Supporting young children
Children may find it difficult to process a separation and might struggle to deal with the emotions that come with it. The younger the child, the less able they are to express their feelings. They may try and communicate their concerns through their behaviour.
You can support your child by:
- Spending regular quality time with them
- Encouraging them to discuss their worries and feelings with you if they are able, reassuring them that it is not their fault and that you both still love them
- Being understanding and disciplined when faced with behaviour changes, setting clear boundaries about what is acceptable behaviour
- Accessing your health visiting service or other healthcare professional for emotional health support for your child
- Making sure your child has a healthy relationship and good contact with both parents
- Keeping them away from any conflict or arguments
- Maintaining good relationships and contact with other family members and friends
To help them understand this change, there are a number of books available that you can read together, such as:
- It’s Not Your Fault, Koko Bear: A Read-Together Book for Parents and Young Children During Divorce by Vicki Lansky
- Living with Mum and Living with Dad: My Two Homes by Melanie Walsh
- Two homes by Claire Masurel
- A new room for William by Sally Grindley and Carol Thompson
For more child-friendly books linked to divorce and separation, click here.
Your emotional health is important too, and making sure that you get some support for yourself will help you to feel in a better frame of mind to support your child.
This could be by:
- Talking to a family member or close friend about how you feel
- Taking some time out for yourself; for example by asking a family member to babysit for a couple of hours
- Accessing your local talking therapies service for some counselling
If you are living separately, you’ll need to agree where your child will live and how much time they will spend with each parent. Try to maintain predictable arrangements, stick to familiar routines, and minimise change to the routine wherever possible. This will benefit your child’s wellbeing.
Sometimes, children may not want to go to their planned visit to the other parent/carer. This is ok – children’s feelings change on a day-to-day basis and this is completely normal.
It’s important to talk about their feelings and why they don’t want to go on their visit. Encourage your child to visit the other parent/carer by staying positive and reassuring them.
Hear your child’s voice and listen. It could be that the problem is easily resolved and then your child will be happy to go for their visit. It could also be that your child just wants to stay at home this time. Whatever the reason, take your child’s wants and needs on board whilst reassuring them that it is ok.
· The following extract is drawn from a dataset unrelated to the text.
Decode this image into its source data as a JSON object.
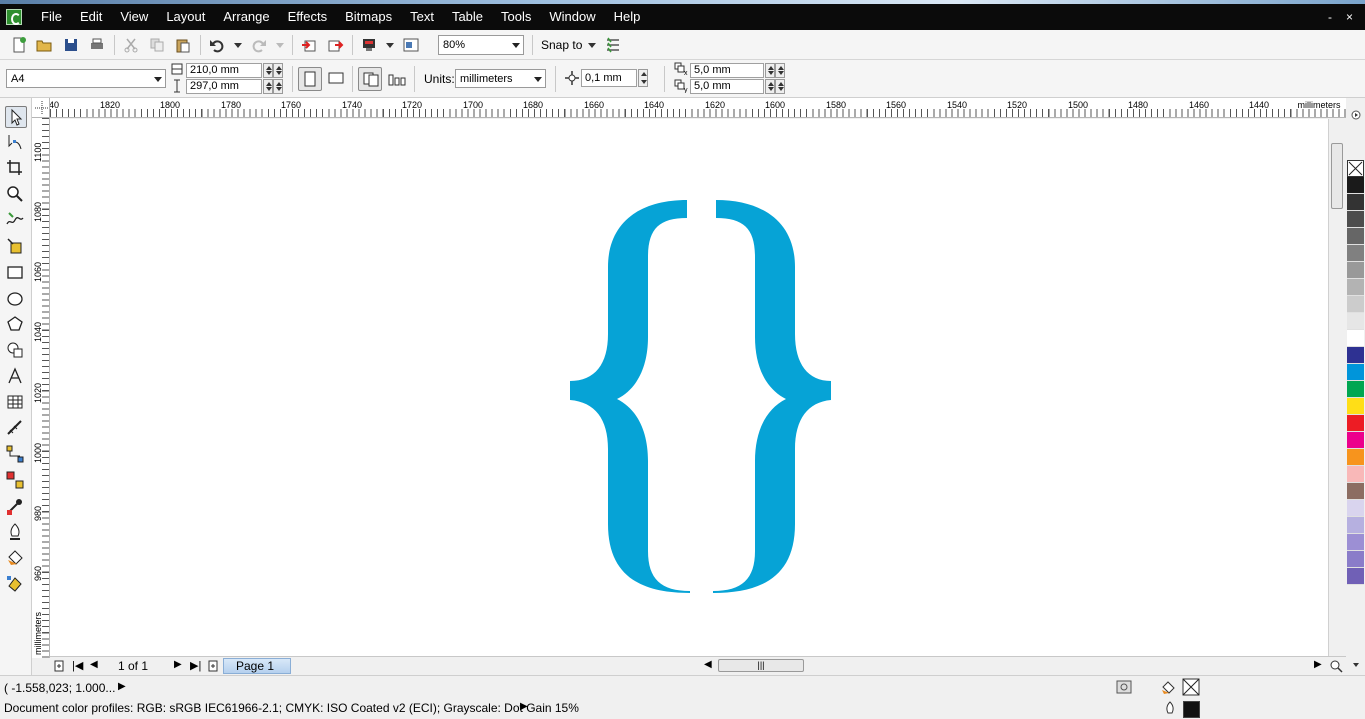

For more support around child arrangements, read this article from the Citizens Advice Bureau.
- YoungMinds- A guide for parents on divorce
- Health for Kids- Supporting your child through parent or carer separation